Massa and Hamilton duelled tooth-and-nail for the coveted honours last year, and though the Brazilian in the end came up just short – at the close of a truly nail-biting finale to the campaign in front of his adoring home fans in Brazil – he went down fighting, doing all he could possibly do in dominating the race around Interlagos' Autodromo Carlos Pace as Hamilton trailed in fifth, enough to pinch the crown by a solitary marker.
There has since been much debate about whether the right man ultimately prevailed, and whilst Herbert contends that Hamilton did deserve the title, he maintains that were it to have gone to the driver who made fewer actual errors, it would have gone Massa's way.
“At the end of the day I think the right guy did win,” the former British, Italian and European Grand Prix winner told Crash.net Radio
, “with everything that went on. He left it late, but he did everything he needed to do.
“In 2007 it was a shame for Lewis, because I think the team let him down. He had the inexperience, but the team could have helped him in China where he should have won; they should have brought him in way earlier, five or six laps before they did – I really don't understand why they didn't do that.
“Yes, he had his problems in Brazil too, but that was because he was under a lot of pressure. It was a big difference to anything he had ever had before, and maybe you could say he couldn't quite cope with it.
“In 2008 he was up-and-down, and he's admitted he needs to be more consistent. If you put the two of them together and see who made fewer mistakes, it was Felipe. He got let down by Ferrari, like in Singapore, and earlier in the year he had a few breakages and non-finishes due to the team, whereas Lewis made more mistakes by himself.”
Not only did Massa triumph on more occasions than any other driver in 2008 – six – he also proved to be the season's undisputed qualifying king, with the lowest average grid position to his name of any driver, and left defending F1 World Champion Ferrari team-mate Kimi Raikkonen quite literally trailing in his wheeltracks.

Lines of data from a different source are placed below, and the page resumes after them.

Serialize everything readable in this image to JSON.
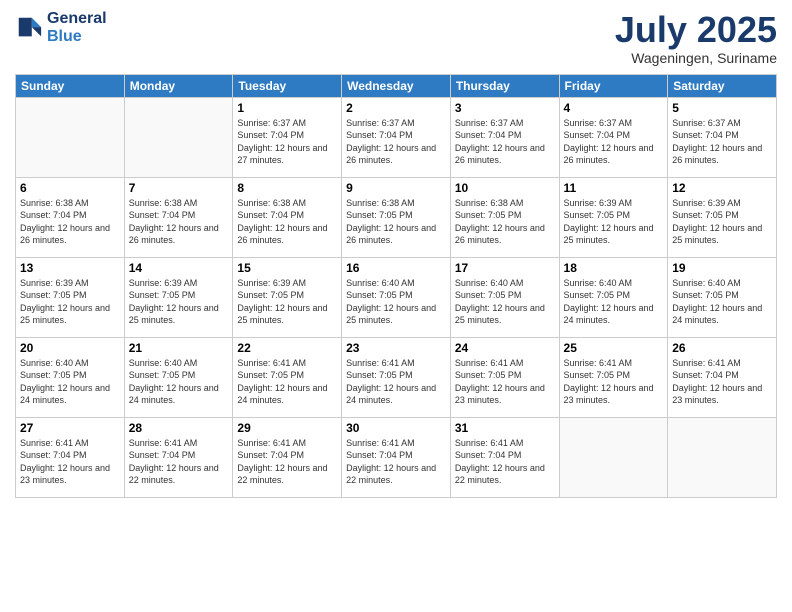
{
  "logo": {
    "line1": "General",
    "line2": "Blue"
  },
  "title": "July 2025",
  "subtitle": "Wageningen, Suriname",
  "days_of_week": [
    "Sunday",
    "Monday",
    "Tuesday",
    "Wednesday",
    "Thursday",
    "Friday",
    "Saturday"
  ],
  "weeks": [
    [
      {
        "day": "",
        "info": ""
      },
      {
        "day": "",
        "info": ""
      },
      {
        "day": "1",
        "sunrise": "Sunrise: 6:37 AM",
        "sunset": "Sunset: 7:04 PM",
        "daylight": "Daylight: 12 hours and 27 minutes."
      },
      {
        "day": "2",
        "sunrise": "Sunrise: 6:37 AM",
        "sunset": "Sunset: 7:04 PM",
        "daylight": "Daylight: 12 hours and 26 minutes."
      },
      {
        "day": "3",
        "sunrise": "Sunrise: 6:37 AM",
        "sunset": "Sunset: 7:04 PM",
        "daylight": "Daylight: 12 hours and 26 minutes."
      },
      {
        "day": "4",
        "sunrise": "Sunrise: 6:37 AM",
        "sunset": "Sunset: 7:04 PM",
        "daylight": "Daylight: 12 hours and 26 minutes."
      },
      {
        "day": "5",
        "sunrise": "Sunrise: 6:37 AM",
        "sunset": "Sunset: 7:04 PM",
        "daylight": "Daylight: 12 hours and 26 minutes."
      }
    ],
    [
      {
        "day": "6",
        "sunrise": "Sunrise: 6:38 AM",
        "sunset": "Sunset: 7:04 PM",
        "daylight": "Daylight: 12 hours and 26 minutes."
      },
      {
        "day": "7",
        "sunrise": "Sunrise: 6:38 AM",
        "sunset": "Sunset: 7:04 PM",
        "daylight": "Daylight: 12 hours and 26 minutes."
      },
      {
        "day": "8",
        "sunrise": "Sunrise: 6:38 AM",
        "sunset": "Sunset: 7:04 PM",
        "daylight": "Daylight: 12 hours and 26 minutes."
      },
      {
        "day": "9",
        "sunrise": "Sunrise: 6:38 AM",
        "sunset": "Sunset: 7:05 PM",
        "daylight": "Daylight: 12 hours and 26 minutes."
      },
      {
        "day": "10",
        "sunrise": "Sunrise: 6:38 AM",
        "sunset": "Sunset: 7:05 PM",
        "daylight": "Daylight: 12 hours and 26 minutes."
      },
      {
        "day": "11",
        "sunrise": "Sunrise: 6:39 AM",
        "sunset": "Sunset: 7:05 PM",
        "daylight": "Daylight: 12 hours and 25 minutes."
      },
      {
        "day": "12",
        "sunrise": "Sunrise: 6:39 AM",
        "sunset": "Sunset: 7:05 PM",
        "daylight": "Daylight: 12 hours and 25 minutes."
      }
    ],
    [
      {
        "day": "13",
        "sunrise": "Sunrise: 6:39 AM",
        "sunset": "Sunset: 7:05 PM",
        "daylight": "Daylight: 12 hours and 25 minutes."
      },
      {
        "day": "14",
        "sunrise": "Sunrise: 6:39 AM",
        "sunset": "Sunset: 7:05 PM",
        "daylight": "Daylight: 12 hours and 25 minutes."
      },
      {
        "day": "15",
        "sunrise": "Sunrise: 6:39 AM",
        "sunset": "Sunset: 7:05 PM",
        "daylight": "Daylight: 12 hours and 25 minutes."
      },
      {
        "day": "16",
        "sunrise": "Sunrise: 6:40 AM",
        "sunset": "Sunset: 7:05 PM",
        "daylight": "Daylight: 12 hours and 25 minutes."
      },
      {
        "day": "17",
        "sunrise": "Sunrise: 6:40 AM",
        "sunset": "Sunset: 7:05 PM",
        "daylight": "Daylight: 12 hours and 25 minutes."
      },
      {
        "day": "18",
        "sunrise": "Sunrise: 6:40 AM",
        "sunset": "Sunset: 7:05 PM",
        "daylight": "Daylight: 12 hours and 24 minutes."
      },
      {
        "day": "19",
        "sunrise": "Sunrise: 6:40 AM",
        "sunset": "Sunset: 7:05 PM",
        "daylight": "Daylight: 12 hours and 24 minutes."
      }
    ],
    [
      {
        "day": "20",
        "sunrise": "Sunrise: 6:40 AM",
        "sunset": "Sunset: 7:05 PM",
        "daylight": "Daylight: 12 hours and 24 minutes."
      },
      {
        "day": "21",
        "sunrise": "Sunrise: 6:40 AM",
        "sunset": "Sunset: 7:05 PM",
        "daylight": "Daylight: 12 hours and 24 minutes."
      },
      {
        "day": "22",
        "sunrise": "Sunrise: 6:41 AM",
        "sunset": "Sunset: 7:05 PM",
        "daylight": "Daylight: 12 hours and 24 minutes."
      },
      {
        "day": "23",
        "sunrise": "Sunrise: 6:41 AM",
        "sunset": "Sunset: 7:05 PM",
        "daylight": "Daylight: 12 hours and 24 minutes."
      },
      {
        "day": "24",
        "sunrise": "Sunrise: 6:41 AM",
        "sunset": "Sunset: 7:05 PM",
        "daylight": "Daylight: 12 hours and 23 minutes."
      },
      {
        "day": "25",
        "sunrise": "Sunrise: 6:41 AM",
        "sunset": "Sunset: 7:05 PM",
        "daylight": "Daylight: 12 hours and 23 minutes."
      },
      {
        "day": "26",
        "sunrise": "Sunrise: 6:41 AM",
        "sunset": "Sunset: 7:04 PM",
        "daylight": "Daylight: 12 hours and 23 minutes."
      }
    ],
    [
      {
        "day": "27",
        "sunrise": "Sunrise: 6:41 AM",
        "sunset": "Sunset: 7:04 PM",
        "daylight": "Daylight: 12 hours and 23 minutes."
      },
      {
        "day": "28",
        "sunrise": "Sunrise: 6:41 AM",
        "sunset": "Sunset: 7:04 PM",
        "daylight": "Daylight: 12 hours and 22 minutes."
      },
      {
        "day": "29",
        "sunrise": "Sunrise: 6:41 AM",
        "sunset": "Sunset: 7:04 PM",
        "daylight": "Daylight: 12 hours and 22 minutes."
      },
      {
        "day": "30",
        "sunrise": "Sunrise: 6:41 AM",
        "sunset": "Sunset: 7:04 PM",
        "daylight": "Daylight: 12 hours and 22 minutes."
      },
      {
        "day": "31",
        "sunrise": "Sunrise: 6:41 AM",
        "sunset": "Sunset: 7:04 PM",
        "daylight": "Daylight: 12 hours and 22 minutes."
      },
      {
        "day": "",
        "info": ""
      },
      {
        "day": "",
        "info": ""
      }
    ]
  ]
}
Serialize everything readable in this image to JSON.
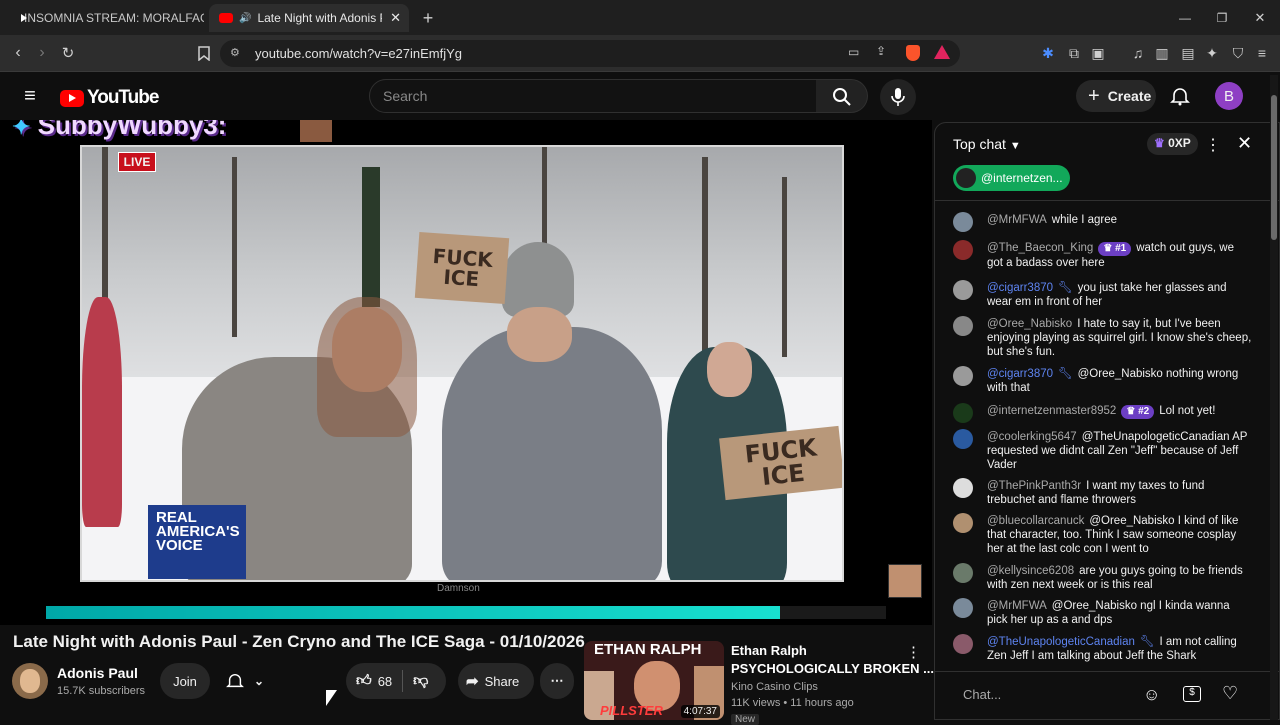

“You have to give Felipe credit,” inaugural Speedcar Series Champion Herbert argued, “for the way he kept banging in the wins, because that was the only thing he could do. He needed to win in Brazil, and then it was really down to what Lewis did.